*What is expected*
Could you restate the entries below word for word and leave out the pictures?

※

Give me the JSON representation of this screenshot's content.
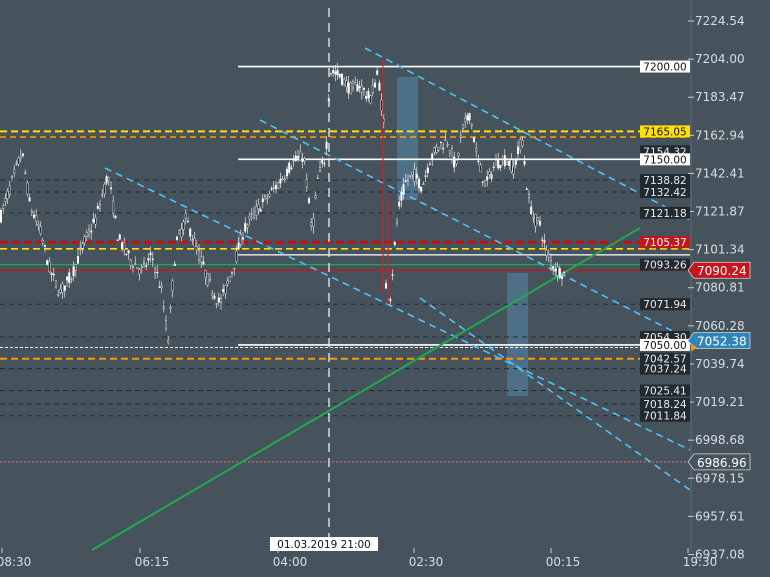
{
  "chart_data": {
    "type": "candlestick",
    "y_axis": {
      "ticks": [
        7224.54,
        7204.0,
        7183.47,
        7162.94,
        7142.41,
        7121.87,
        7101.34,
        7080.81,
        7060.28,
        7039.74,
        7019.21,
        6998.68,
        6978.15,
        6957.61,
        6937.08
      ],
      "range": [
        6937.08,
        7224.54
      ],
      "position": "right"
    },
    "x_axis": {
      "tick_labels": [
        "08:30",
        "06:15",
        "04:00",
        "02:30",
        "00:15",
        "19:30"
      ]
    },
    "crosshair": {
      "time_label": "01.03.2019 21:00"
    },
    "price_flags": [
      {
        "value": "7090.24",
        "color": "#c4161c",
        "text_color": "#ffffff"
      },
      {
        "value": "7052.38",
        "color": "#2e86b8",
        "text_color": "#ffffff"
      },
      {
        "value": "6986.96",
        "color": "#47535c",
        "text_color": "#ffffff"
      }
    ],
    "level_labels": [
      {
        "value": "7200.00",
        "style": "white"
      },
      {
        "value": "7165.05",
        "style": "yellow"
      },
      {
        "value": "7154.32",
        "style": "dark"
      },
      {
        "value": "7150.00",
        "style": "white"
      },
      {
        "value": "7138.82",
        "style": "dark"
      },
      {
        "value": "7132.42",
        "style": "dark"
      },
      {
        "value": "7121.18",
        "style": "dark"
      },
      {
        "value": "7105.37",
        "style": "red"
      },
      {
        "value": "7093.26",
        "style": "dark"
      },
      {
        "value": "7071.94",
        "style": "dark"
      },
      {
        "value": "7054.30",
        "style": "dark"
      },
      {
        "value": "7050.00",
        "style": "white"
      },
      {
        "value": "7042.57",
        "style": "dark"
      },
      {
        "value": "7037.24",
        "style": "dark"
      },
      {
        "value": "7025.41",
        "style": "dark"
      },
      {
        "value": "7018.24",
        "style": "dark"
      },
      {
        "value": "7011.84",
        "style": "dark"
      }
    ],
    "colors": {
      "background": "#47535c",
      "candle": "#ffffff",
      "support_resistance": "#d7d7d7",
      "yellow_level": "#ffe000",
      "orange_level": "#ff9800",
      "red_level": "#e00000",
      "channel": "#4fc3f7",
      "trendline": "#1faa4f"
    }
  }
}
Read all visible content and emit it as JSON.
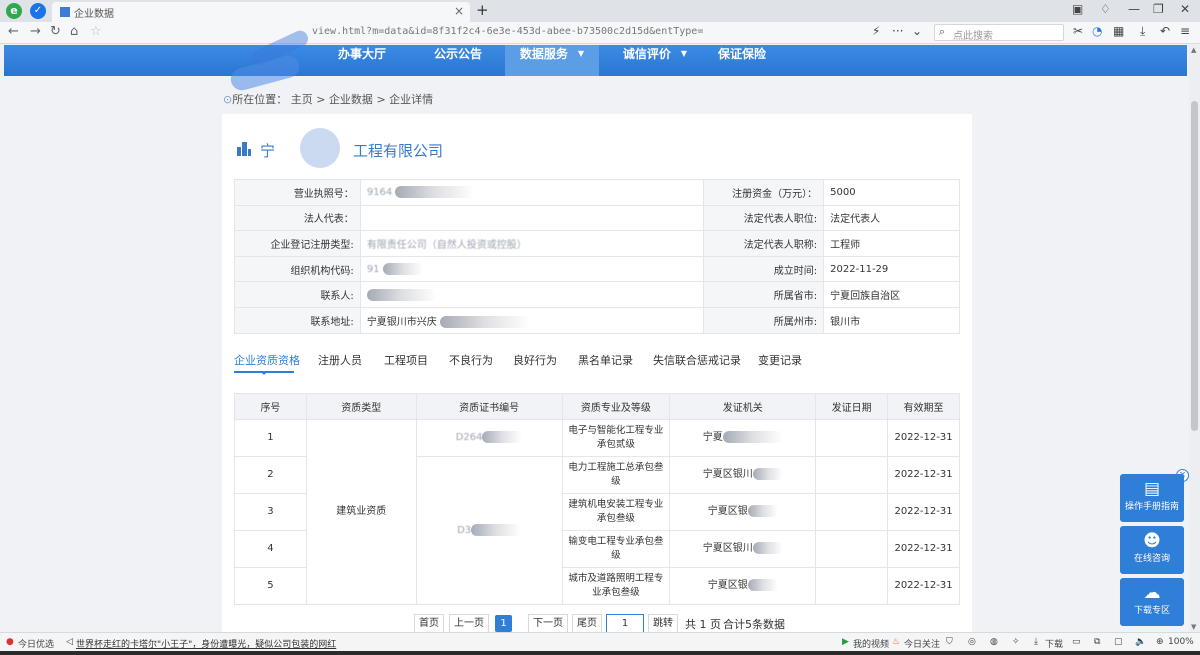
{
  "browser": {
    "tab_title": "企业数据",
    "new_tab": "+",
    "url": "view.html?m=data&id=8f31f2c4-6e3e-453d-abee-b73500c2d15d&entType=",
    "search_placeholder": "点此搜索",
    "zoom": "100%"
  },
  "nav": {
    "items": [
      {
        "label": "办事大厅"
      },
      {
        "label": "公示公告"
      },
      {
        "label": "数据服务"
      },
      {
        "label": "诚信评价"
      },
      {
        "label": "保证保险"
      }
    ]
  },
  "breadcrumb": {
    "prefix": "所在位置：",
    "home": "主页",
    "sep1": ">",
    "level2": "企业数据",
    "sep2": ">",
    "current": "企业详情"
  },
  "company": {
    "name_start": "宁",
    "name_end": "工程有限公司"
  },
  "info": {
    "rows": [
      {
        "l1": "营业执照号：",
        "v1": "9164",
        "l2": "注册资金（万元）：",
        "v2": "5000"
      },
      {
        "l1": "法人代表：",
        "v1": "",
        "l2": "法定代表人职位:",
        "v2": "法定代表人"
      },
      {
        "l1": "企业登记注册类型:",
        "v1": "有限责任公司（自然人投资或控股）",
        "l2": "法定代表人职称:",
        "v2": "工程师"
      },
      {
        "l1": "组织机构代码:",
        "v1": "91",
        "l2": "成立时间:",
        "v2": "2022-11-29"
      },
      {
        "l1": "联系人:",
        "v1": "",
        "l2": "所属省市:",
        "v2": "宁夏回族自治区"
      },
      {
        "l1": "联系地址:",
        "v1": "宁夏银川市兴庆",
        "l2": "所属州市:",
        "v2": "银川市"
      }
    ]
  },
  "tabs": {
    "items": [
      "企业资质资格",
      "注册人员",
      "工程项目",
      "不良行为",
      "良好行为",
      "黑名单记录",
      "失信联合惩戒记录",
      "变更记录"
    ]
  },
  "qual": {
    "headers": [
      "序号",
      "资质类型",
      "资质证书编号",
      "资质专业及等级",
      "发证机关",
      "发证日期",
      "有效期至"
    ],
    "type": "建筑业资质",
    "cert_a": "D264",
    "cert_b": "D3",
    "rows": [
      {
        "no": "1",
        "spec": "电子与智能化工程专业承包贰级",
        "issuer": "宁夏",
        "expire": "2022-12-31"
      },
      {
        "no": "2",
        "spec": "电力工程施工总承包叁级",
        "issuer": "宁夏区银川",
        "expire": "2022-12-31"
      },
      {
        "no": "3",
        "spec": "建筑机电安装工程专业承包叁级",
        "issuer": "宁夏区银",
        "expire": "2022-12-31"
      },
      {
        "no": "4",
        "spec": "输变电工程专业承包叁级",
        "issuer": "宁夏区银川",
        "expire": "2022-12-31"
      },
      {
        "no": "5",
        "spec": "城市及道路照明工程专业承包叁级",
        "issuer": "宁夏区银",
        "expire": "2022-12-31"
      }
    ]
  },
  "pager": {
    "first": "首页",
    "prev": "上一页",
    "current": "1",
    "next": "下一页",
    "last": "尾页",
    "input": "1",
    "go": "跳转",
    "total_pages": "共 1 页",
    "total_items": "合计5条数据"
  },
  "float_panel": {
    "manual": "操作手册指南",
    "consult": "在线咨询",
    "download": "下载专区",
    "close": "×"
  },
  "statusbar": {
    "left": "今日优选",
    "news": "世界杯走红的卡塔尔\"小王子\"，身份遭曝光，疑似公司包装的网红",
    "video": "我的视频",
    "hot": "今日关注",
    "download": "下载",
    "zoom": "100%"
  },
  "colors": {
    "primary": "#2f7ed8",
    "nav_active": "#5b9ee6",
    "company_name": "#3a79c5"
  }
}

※

*Answer to the problem*
Give me the JSON representation of this screenshot's content.
{
  "chart_data": {
    "type": "candlestick",
    "y_axis": {
      "ticks": [
        7224.54,
        7204.0,
        7183.47,
        7162.94,
        7142.41,
        7121.87,
        7101.34,
        7080.81,
        7060.28,
        7039.74,
        7019.21,
        6998.68,
        6978.15,
        6957.61,
        6937.08
      ],
      "range": [
        6937.08,
        7224.54
      ],
      "position": "right"
    },
    "x_axis": {
      "tick_labels": [
        "08:30",
        "06:15",
        "04:00",
        "02:30",
        "00:15",
        "19:30"
      ]
    },
    "crosshair": {
      "time_label": "01.03.2019 21:00"
    },
    "price_flags": [
      {
        "value": "7090.24",
        "color": "#c4161c",
        "text_color": "#ffffff"
      },
      {
        "value": "7052.38",
        "color": "#2e86b8",
        "text_color": "#ffffff"
      },
      {
        "value": "6986.96",
        "color": "#47535c",
        "text_color": "#ffffff"
      }
    ],
    "level_labels": [
      {
        "value": "7200.00",
        "style": "white"
      },
      {
        "value": "7165.05",
        "style": "yellow"
      },
      {
        "value": "7154.32",
        "style": "dark"
      },
      {
        "value": "7150.00",
        "style": "white"
      },
      {
        "value": "7138.82",
        "style": "dark"
      },
      {
        "value": "7132.42",
        "style": "dark"
      },
      {
        "value": "7121.18",
        "style": "dark"
      },
      {
        "value": "7105.37",
        "style": "red"
      },
      {
        "value": "7093.26",
        "style": "dark"
      },
      {
        "value": "7071.94",
        "style": "dark"
      },
      {
        "value": "7054.30",
        "style": "dark"
      },
      {
        "value": "7050.00",
        "style": "white"
      },
      {
        "value": "7042.57",
        "style": "dark"
      },
      {
        "value": "7037.24",
        "style": "dark"
      },
      {
        "value": "7025.41",
        "style": "dark"
      },
      {
        "value": "7018.24",
        "style": "dark"
      },
      {
        "value": "7011.84",
        "style": "dark"
      }
    ],
    "colors": {
      "background": "#47535c",
      "candle": "#ffffff",
      "support_resistance": "#d7d7d7",
      "yellow_level": "#ffe000",
      "orange_level": "#ff9800",
      "red_level": "#e00000",
      "channel": "#4fc3f7",
      "trendline": "#1faa4f"
    }
  }
}
Read all visible content and emit it as JSON.
{
  "browser": {
    "tab_title": "企业数据",
    "new_tab": "+",
    "url": "view.html?m=data&id=8f31f2c4-6e3e-453d-abee-b73500c2d15d&entType=",
    "search_placeholder": "点此搜索",
    "zoom": "100%"
  },
  "nav": {
    "items": [
      {
        "label": "办事大厅"
      },
      {
        "label": "公示公告"
      },
      {
        "label": "数据服务"
      },
      {
        "label": "诚信评价"
      },
      {
        "label": "保证保险"
      }
    ]
  },
  "breadcrumb": {
    "prefix": "所在位置：",
    "home": "主页",
    "sep1": ">",
    "level2": "企业数据",
    "sep2": ">",
    "current": "企业详情"
  },
  "company": {
    "name_start": "宁",
    "name_end": "工程有限公司"
  },
  "info": {
    "rows": [
      {
        "l1": "营业执照号：",
        "v1": "9164",
        "l2": "注册资金（万元）：",
        "v2": "5000"
      },
      {
        "l1": "法人代表：",
        "v1": "",
        "l2": "法定代表人职位:",
        "v2": "法定代表人"
      },
      {
        "l1": "企业登记注册类型:",
        "v1": "有限责任公司（自然人投资或控股）",
        "l2": "法定代表人职称:",
        "v2": "工程师"
      },
      {
        "l1": "组织机构代码:",
        "v1": "91",
        "l2": "成立时间:",
        "v2": "2022-11-29"
      },
      {
        "l1": "联系人:",
        "v1": "",
        "l2": "所属省市:",
        "v2": "宁夏回族自治区"
      },
      {
        "l1": "联系地址:",
        "v1": "宁夏银川市兴庆",
        "l2": "所属州市:",
        "v2": "银川市"
      }
    ]
  },
  "tabs": {
    "items": [
      "企业资质资格",
      "注册人员",
      "工程项目",
      "不良行为",
      "良好行为",
      "黑名单记录",
      "失信联合惩戒记录",
      "变更记录"
    ]
  },
  "qual": {
    "headers": [
      "序号",
      "资质类型",
      "资质证书编号",
      "资质专业及等级",
      "发证机关",
      "发证日期",
      "有效期至"
    ],
    "type": "建筑业资质",
    "cert_a": "D264",
    "cert_b": "D3",
    "rows": [
      {
        "no": "1",
        "spec": "电子与智能化工程专业承包贰级",
        "issuer": "宁夏",
        "expire": "2022-12-31"
      },
      {
        "no": "2",
        "spec": "电力工程施工总承包叁级",
        "issuer": "宁夏区银川",
        "expire": "2022-12-31"
      },
      {
        "no": "3",
        "spec": "建筑机电安装工程专业承包叁级",
        "issuer": "宁夏区银",
        "expire": "2022-12-31"
      },
      {
        "no": "4",
        "spec": "输变电工程专业承包叁级",
        "issuer": "宁夏区银川",
        "expire": "2022-12-31"
      },
      {
        "no": "5",
        "spec": "城市及道路照明工程专业承包叁级",
        "issuer": "宁夏区银",
        "expire": "2022-12-31"
      }
    ]
  },
  "pager": {
    "first": "首页",
    "prev": "上一页",
    "current": "1",
    "next": "下一页",
    "last": "尾页",
    "input": "1",
    "go": "跳转",
    "total_pages": "共 1 页",
    "total_items": "合计5条数据"
  },
  "float_panel": {
    "manual": "操作手册指南",
    "consult": "在线咨询",
    "download": "下载专区",
    "close": "×"
  },
  "statusbar": {
    "left": "今日优选",
    "news": "世界杯走红的卡塔尔\"小王子\"，身份遭曝光，疑似公司包装的网红",
    "video": "我的视频",
    "hot": "今日关注",
    "download": "下载",
    "zoom": "100%"
  },
  "colors": {
    "primary": "#2f7ed8",
    "nav_active": "#5b9ee6",
    "company_name": "#3a79c5"
  }
}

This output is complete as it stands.